By Holly Day
We pick it out together, giggle uncontrollably over the pastel lining
the superfluous pillows sewn to the interior, deny
the shadow of cancer and fear that hides in the shadows
in the dark space between our palms when I take your hand.
I call you “Mom” more often now, forgo introducing you by first name
even to strangers. These last days, all I want
is for you to be my mother.
This seems a good enough place to bury your secrets
cushioned in unrealized dreams
of running away. This will be a place
where shouted orders aren’t expected to complete you
where cracked pots and conceptual pieces aren’t questioned on merit
where bluebirds come gift-wrapped
and sing only of self-preservation.
Wife in Denial
I hear the screams from the bedroom
imagine her staring back at me with wide, blue eyes
but it doesn’t do any good.
I tell him to pick up after himself when he’s done
I’m not doing the laundry this time, either.
I hear the conversations coming from the room afterwards
and I know it’s just him, it’s him speaking in two separate voices
his and hers, and it is nothing I want to know about.
I walk above the corpses I know are in the yard lightly
careful with my garden spade, avoiding any fresh-turned dirt
sprinkle wildflower seeds over the suspicious berms instead.
Holly Day has taught writing classes at the Loft Literary Center
in Minneapolis, Minnesota, since 2000. Her poetry has recently appeared in

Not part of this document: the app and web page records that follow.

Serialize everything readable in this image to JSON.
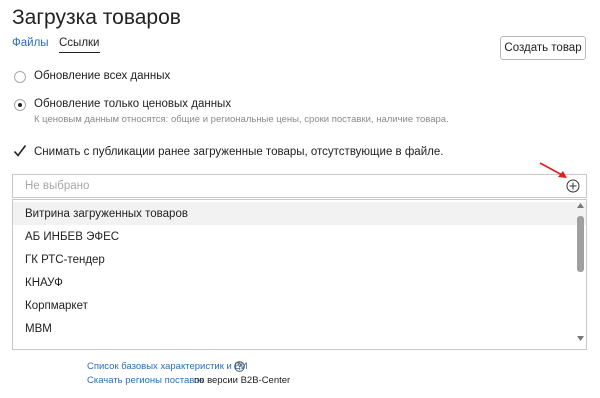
{
  "page": {
    "title": "Загрузка товаров"
  },
  "tabs": [
    {
      "label": "Файлы"
    },
    {
      "label": "Ссылки"
    }
  ],
  "buttons": {
    "create": "Создать товар"
  },
  "options": {
    "all_data": "Обновление всех данных",
    "prices_only": "Обновление только ценовых данных",
    "prices_hint": "К ценовым данным относятся: общие и региональные цены, сроки поставки, наличие товара.",
    "selected": "prices_only"
  },
  "checkbox": {
    "label": "Снимать с публикации ранее загруженные товары, отсутствующие в файле.",
    "checked": true
  },
  "select": {
    "placeholder": "Не выбрано",
    "items": [
      "Витрина загруженных товаров",
      "АБ ИНБЕВ ЭФЕС",
      "ГК РТС-тендер",
      "КНАУФ",
      "Корпмаркет",
      "МВМ"
    ]
  },
  "footer": {
    "link1": "Список базовых характеристик и ЕИ",
    "link2": "Скачать регионы поставок",
    "link2_suffix": "по версии B2B-Center"
  },
  "icons": {
    "add": "add-circle-icon",
    "annotation": "red-arrow-icon",
    "help": "question-circle-icon",
    "check": "checkmark-icon"
  },
  "colors": {
    "link": "#2a6ebb",
    "annotation": "#e02020",
    "muted": "#8a8a8a"
  }
}
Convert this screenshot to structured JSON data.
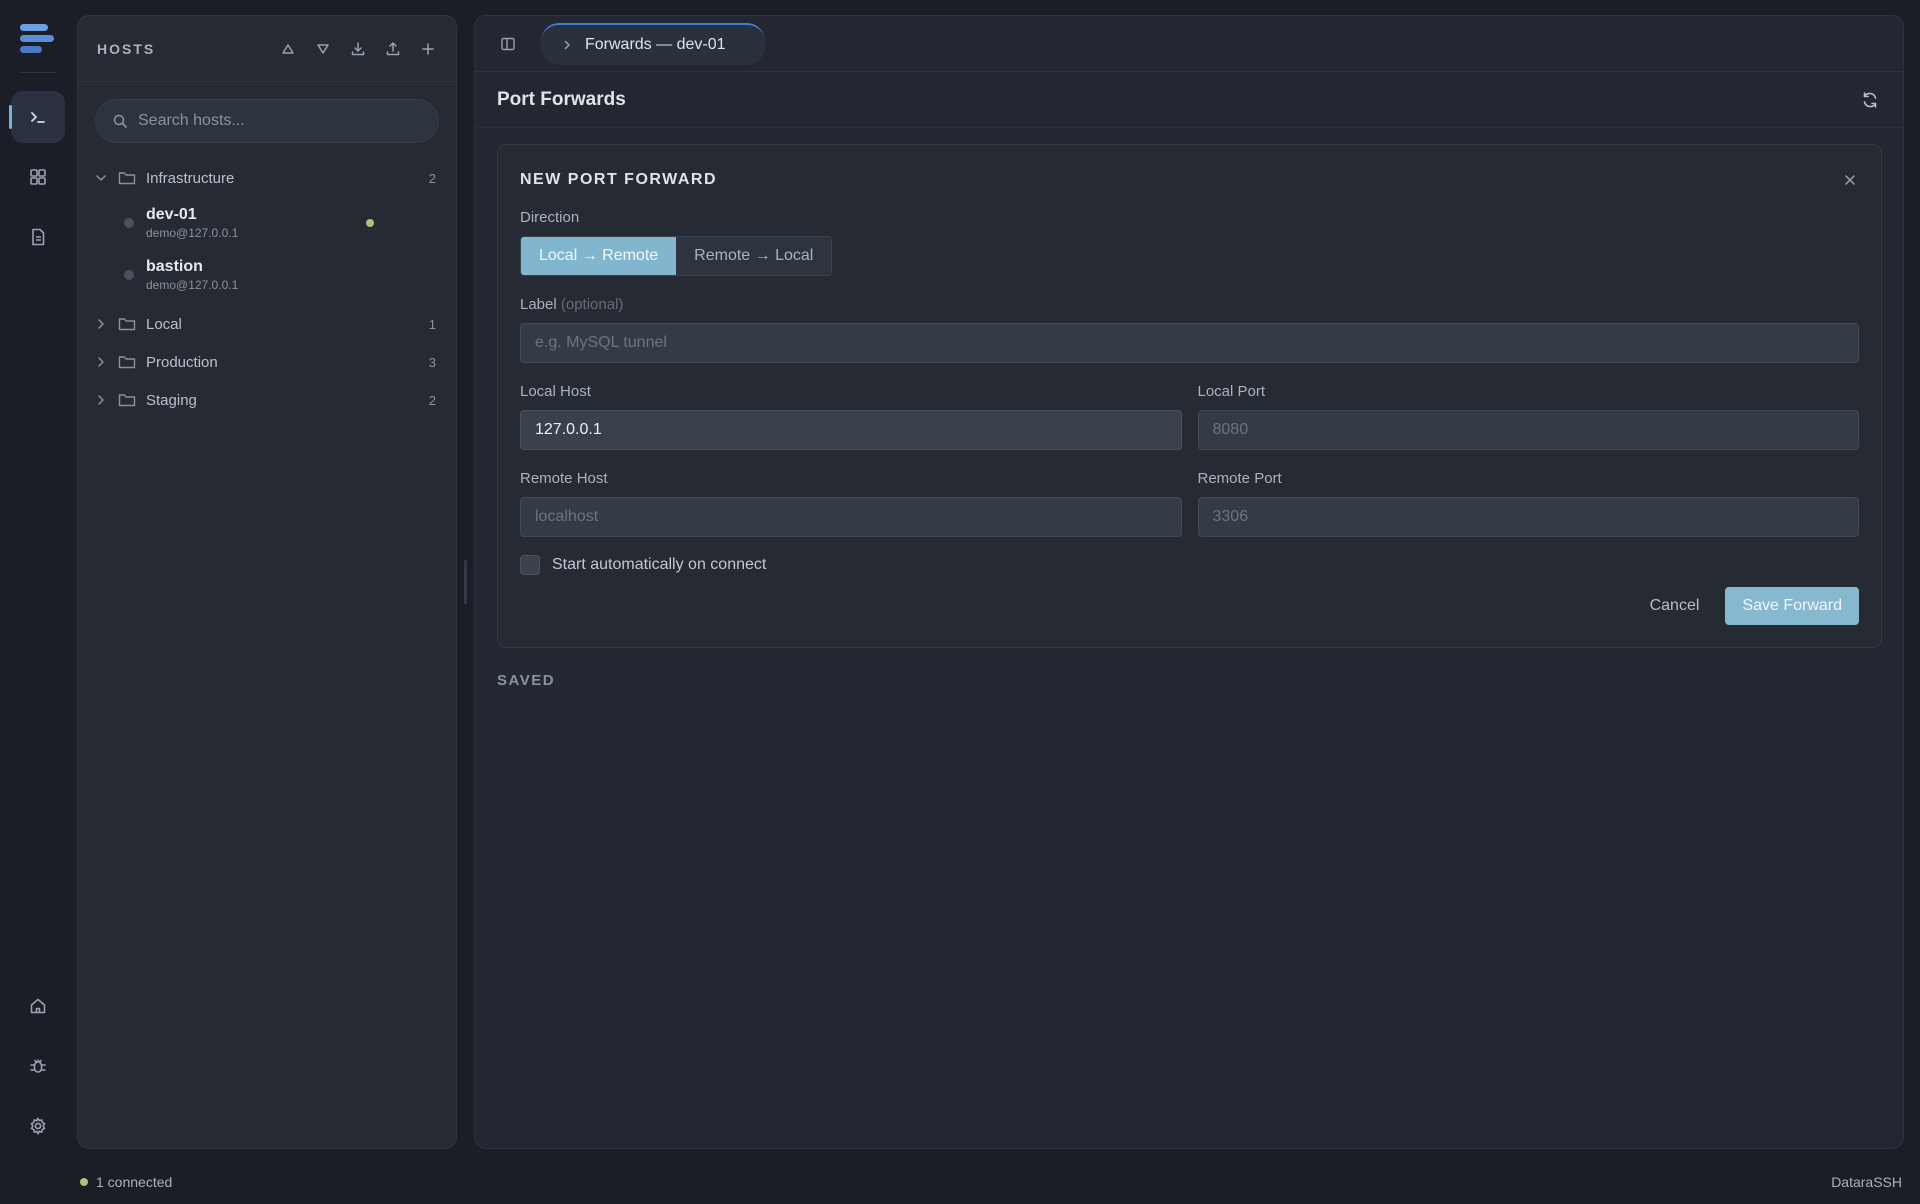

Tampa Review, SLAB, and Gargoyle, and her published books include Walking
Twin Cities, Music Theory for Dummies, and Ugly Girl.